If you have been following my columns for some time, you might have noticed that I try to introduce various musical movements and ideas or promote interesting non-mainstream bands. Since my intention is to cover as many different things as possible, I generally avoid writing about a particular topic more than once. However, this week I will make an exception and review the recent release by alt-J, “This Is All Yours.”
Back in February, I wrote about their groundbreaking debut album “An Awesome Wave” and ended up with a really positive review. “An Awesome Wave” was a very creative, enjoyable and ambitious album, introducing the band’s characteristic sound and interesting musical choices, such as using drums without cymbals, or the unique singing style in their vocal recordings. When the release of their second album was announced, I was curious as to whether they would continue with this musical character or go in a different direction.
The band issued a few tracks from their second album before its actual release date. The variety of musical styles of these songs was really confusing to me. Their themes and musical approaches were so unrelated that it felt like they came from different albums by different artists.* However, when the album actually came out, its vast musical diversity made everything clear.
“This Is All Yours” kicks off with a very colorful introduction that has beautifully layered vocals on top of synths, which are tied to various instrumentals toward the end of the track. I think this track is pointing out what is to come. The song represents the musical and thematic variety and the new experimental tendencies of the band that are present throughout this album. It resembles the more minimalistic and relatively plain track “Interlude I,” a resemblance I think is intentional, in order to hint at the new direction in which the band is heading.
One of the strongest aspects of “An Awesome Wave” was the harmony and consistency among the songs. The basic musical characteristics of the album were conserved throughout the entire record. However, in their second release, alt-J chose to go a little bit experimental and provide a more dynamic musical approach. The pace, theme and instrumental arrangements are all progressive and unique in most of the tracks.
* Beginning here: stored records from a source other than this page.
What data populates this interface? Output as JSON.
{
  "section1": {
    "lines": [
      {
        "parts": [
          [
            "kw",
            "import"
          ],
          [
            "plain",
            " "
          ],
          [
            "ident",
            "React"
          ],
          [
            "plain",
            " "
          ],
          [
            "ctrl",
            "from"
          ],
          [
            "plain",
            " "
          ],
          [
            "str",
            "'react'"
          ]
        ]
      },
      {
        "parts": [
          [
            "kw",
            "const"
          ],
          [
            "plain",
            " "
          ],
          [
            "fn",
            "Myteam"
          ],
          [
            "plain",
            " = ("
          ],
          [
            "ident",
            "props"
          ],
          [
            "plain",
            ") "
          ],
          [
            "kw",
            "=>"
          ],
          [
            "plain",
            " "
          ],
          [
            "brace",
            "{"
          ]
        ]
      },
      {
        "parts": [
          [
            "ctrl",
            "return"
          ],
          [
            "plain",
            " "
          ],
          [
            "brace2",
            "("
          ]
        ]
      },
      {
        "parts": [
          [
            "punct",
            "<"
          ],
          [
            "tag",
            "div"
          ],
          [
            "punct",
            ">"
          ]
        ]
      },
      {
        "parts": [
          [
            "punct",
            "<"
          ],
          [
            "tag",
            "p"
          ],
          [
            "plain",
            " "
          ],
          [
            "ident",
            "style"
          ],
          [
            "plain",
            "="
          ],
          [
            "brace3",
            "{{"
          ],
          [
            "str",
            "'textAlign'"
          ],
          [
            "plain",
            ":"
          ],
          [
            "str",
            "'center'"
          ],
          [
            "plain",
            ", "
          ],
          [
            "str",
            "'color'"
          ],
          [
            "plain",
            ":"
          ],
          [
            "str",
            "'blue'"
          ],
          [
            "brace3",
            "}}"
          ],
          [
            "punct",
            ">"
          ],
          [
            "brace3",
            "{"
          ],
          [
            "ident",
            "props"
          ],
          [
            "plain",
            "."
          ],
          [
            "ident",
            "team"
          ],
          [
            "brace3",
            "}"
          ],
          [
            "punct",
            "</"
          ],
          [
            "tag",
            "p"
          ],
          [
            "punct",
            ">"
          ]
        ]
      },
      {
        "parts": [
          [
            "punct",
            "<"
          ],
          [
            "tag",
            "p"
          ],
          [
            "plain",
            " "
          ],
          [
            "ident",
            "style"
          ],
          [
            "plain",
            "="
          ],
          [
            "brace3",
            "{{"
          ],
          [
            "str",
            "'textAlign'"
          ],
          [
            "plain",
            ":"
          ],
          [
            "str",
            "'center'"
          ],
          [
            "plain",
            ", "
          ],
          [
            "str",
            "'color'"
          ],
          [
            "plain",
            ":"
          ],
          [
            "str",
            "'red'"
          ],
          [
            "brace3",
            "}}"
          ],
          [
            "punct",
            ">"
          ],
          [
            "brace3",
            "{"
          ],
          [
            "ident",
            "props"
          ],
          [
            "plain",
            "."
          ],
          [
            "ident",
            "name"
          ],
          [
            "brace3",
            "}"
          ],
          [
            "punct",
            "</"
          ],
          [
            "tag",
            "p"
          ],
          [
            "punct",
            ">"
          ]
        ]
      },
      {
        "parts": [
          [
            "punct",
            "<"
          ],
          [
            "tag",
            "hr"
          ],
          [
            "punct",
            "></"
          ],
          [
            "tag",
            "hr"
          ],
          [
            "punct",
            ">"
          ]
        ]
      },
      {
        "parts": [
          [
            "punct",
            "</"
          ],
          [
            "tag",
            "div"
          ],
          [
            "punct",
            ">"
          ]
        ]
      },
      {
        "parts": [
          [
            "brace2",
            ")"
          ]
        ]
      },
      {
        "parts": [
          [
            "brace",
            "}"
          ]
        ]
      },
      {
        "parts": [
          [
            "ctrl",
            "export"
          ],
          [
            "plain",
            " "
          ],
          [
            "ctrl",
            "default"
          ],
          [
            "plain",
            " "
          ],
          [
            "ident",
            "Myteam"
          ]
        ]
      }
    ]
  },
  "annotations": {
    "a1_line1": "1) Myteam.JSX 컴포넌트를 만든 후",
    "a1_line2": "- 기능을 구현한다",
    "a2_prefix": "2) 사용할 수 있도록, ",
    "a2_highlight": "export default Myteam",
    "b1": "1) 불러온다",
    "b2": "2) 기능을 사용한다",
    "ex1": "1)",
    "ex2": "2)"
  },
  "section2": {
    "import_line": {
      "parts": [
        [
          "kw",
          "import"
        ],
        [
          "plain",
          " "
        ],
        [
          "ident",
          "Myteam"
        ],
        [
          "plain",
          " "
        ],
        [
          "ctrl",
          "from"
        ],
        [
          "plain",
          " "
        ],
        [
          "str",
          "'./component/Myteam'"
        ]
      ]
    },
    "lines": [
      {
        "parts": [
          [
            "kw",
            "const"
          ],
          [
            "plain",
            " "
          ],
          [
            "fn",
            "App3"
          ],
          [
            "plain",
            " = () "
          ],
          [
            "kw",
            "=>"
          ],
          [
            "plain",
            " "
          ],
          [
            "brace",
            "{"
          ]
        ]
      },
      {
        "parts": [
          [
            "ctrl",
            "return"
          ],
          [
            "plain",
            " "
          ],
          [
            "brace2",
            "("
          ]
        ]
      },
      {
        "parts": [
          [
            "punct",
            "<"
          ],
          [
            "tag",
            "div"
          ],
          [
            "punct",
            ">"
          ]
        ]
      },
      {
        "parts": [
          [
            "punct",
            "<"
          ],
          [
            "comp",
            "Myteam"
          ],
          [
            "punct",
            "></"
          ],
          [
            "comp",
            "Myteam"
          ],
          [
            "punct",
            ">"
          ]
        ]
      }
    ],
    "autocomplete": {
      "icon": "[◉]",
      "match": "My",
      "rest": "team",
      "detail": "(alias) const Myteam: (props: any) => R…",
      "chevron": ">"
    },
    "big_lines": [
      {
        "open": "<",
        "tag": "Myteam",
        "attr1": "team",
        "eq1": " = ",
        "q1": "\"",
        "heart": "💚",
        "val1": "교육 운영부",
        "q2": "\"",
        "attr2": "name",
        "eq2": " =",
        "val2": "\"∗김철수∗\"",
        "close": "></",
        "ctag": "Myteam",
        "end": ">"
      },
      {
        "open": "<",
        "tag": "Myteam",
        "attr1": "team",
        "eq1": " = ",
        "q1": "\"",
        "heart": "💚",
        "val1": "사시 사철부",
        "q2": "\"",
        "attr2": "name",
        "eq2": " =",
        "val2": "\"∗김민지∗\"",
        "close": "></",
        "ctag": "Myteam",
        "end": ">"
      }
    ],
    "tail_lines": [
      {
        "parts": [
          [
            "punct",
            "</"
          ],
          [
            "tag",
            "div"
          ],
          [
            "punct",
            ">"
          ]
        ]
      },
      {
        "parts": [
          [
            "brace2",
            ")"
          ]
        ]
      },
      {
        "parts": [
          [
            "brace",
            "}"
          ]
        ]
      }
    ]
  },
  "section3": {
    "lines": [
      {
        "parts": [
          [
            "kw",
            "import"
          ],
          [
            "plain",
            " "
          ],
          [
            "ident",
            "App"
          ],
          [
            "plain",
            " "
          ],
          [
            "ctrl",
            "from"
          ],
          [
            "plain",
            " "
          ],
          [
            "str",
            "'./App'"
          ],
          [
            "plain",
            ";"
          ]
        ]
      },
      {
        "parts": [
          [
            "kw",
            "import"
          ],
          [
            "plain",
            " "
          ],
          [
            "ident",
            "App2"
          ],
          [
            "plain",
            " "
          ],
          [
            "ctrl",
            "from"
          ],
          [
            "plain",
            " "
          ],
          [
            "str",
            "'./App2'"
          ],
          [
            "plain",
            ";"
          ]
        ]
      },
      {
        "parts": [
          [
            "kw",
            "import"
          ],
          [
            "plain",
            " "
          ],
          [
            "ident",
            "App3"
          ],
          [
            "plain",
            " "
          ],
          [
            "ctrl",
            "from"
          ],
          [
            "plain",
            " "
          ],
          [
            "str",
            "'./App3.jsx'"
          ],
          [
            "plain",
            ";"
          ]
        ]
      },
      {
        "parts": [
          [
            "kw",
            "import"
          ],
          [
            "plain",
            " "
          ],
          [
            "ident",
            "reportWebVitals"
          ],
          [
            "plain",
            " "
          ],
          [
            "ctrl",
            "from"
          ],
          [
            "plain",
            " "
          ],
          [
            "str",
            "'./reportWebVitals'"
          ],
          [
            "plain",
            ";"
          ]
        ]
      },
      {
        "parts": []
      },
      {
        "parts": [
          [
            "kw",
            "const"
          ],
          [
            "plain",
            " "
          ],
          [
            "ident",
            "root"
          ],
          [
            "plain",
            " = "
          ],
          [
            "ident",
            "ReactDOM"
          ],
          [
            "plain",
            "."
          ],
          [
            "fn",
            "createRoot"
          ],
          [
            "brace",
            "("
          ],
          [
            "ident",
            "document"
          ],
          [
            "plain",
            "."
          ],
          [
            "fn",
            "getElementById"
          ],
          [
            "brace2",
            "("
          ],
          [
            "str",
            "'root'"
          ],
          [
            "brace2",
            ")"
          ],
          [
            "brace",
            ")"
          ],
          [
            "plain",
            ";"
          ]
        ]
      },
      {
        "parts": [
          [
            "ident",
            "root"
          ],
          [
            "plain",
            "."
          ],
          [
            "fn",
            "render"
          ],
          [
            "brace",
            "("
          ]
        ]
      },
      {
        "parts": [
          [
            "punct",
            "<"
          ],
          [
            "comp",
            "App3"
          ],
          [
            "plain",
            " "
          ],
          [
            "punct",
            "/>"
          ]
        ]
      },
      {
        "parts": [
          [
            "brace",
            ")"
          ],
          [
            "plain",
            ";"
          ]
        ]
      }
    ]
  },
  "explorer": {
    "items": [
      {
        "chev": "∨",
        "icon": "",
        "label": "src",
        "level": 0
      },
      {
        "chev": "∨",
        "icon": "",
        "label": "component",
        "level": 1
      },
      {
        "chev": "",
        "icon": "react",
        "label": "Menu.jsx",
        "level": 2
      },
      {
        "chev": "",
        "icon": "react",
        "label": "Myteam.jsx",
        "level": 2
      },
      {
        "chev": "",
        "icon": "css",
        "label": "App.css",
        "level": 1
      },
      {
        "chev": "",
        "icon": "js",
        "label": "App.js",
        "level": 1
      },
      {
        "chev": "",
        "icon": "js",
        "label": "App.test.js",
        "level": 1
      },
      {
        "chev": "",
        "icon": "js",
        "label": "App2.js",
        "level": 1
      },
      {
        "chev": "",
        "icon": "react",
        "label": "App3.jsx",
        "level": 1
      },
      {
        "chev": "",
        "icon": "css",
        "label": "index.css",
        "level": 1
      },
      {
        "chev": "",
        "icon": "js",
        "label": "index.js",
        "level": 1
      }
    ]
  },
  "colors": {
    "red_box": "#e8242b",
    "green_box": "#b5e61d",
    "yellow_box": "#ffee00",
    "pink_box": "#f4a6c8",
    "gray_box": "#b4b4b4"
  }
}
If you haven’t listened to either album, I would suggest starting with their debut release to become familiar with the actual sound of alt-J, and only then moving on to “This Is All Yours” in order to witness the evolution of the band’s musical style into a more experimental and profound means of expression. In my opinion, alt-J have successfully satisfied the high expectations they created with “An Awesome Wave,” as well as going beyond it and expanding their musical spectrum. This is a great follow-up album, with brave musical choices and just enough experimentation.
The Issue of Musical Privacy: The Ultimate U2 & Apple Blowback
Recently, at around the same time as the release of the iPhone 6, as part of Apple’s promotional activities, the new U2 album was copied to the clouds of iTunes users without asking their permission or even notifying them beforehand. Depending on their device settings, some users of Apple devices woke up one morning to find the U2 album having been automatically downloaded to their devices without their knowledge.
Roughly 500 million people were affected by this 100-million-dollar ad campaign, making “Songs of Innocence” the biggest album release of all time. But, insofar as the campaign intrusively inserted an album into the music libraries of 500 million people, I also see it as the biggest violation of digital privacy and the most disrespectful attitude toward the art of music in history.
The download was declared to be “a gift,” even though the device users perceived this as spamming and felt as though the album had been forced on them. If I were an Apple user, I would have shared the same feelings, and throughout the rest of this text, I will be trying to express the frustration I would have felt and to explain why this was a wrong move.
First of all, a person’s musical taste is their own, and even though many people welcome suggestions or other opinions, not many would appreciate it being determined or edited by others. In the music industry, mainstream music has been under the control of certain big music companies and record labels for quite some time. The music being played on the radio and the music videos being aired on TV are determined by them, either directly or indirectly. Even in such a massive and long-term case, these companies do not openly declare that they are choosing, for the ordinary listeners, what music they will be exposed to. In addition, one can easily avoid or ignore the TV and radio playlists, just like I do. However, Apple was courageous enough to do what music companies were afraid to try. It turns out that those companies had a reason for their fear, considering the massive negative response from the users. Instead of providing the content automatically, Apple might have offered the album for free and notified the customers about the gift. In that case, I don’t think the majority would have had such negative sentiments about the campaign.
I think that Apple’s intention was to make its users feel special by providing them an extra feature, but the type of privilege should have been less personal. It is not really possible to find musical content that the majority of 500 million people will like. Being offered the choice of a general-purpose mobile application or a digital service would have been appreciated by more people. Although music has a convergent aspect, such an effect is valid only for a select group of people, who already have a certain musical common ground or mutuality in musical taste.
In spite of all that I have just mentioned, if we think about the matter realistically, it is quite obvious that the negative response will not have a permanent effect on either Apple or U2. Both are very large brands that can get past this in the long term, but I think in respect to contributing to their popularity or brand imagery, the campaign has failed for both.
* I currently run a personal blog, where you can find my music reviews, including the track review of “Left Hand Free” from “This Is All Yours.”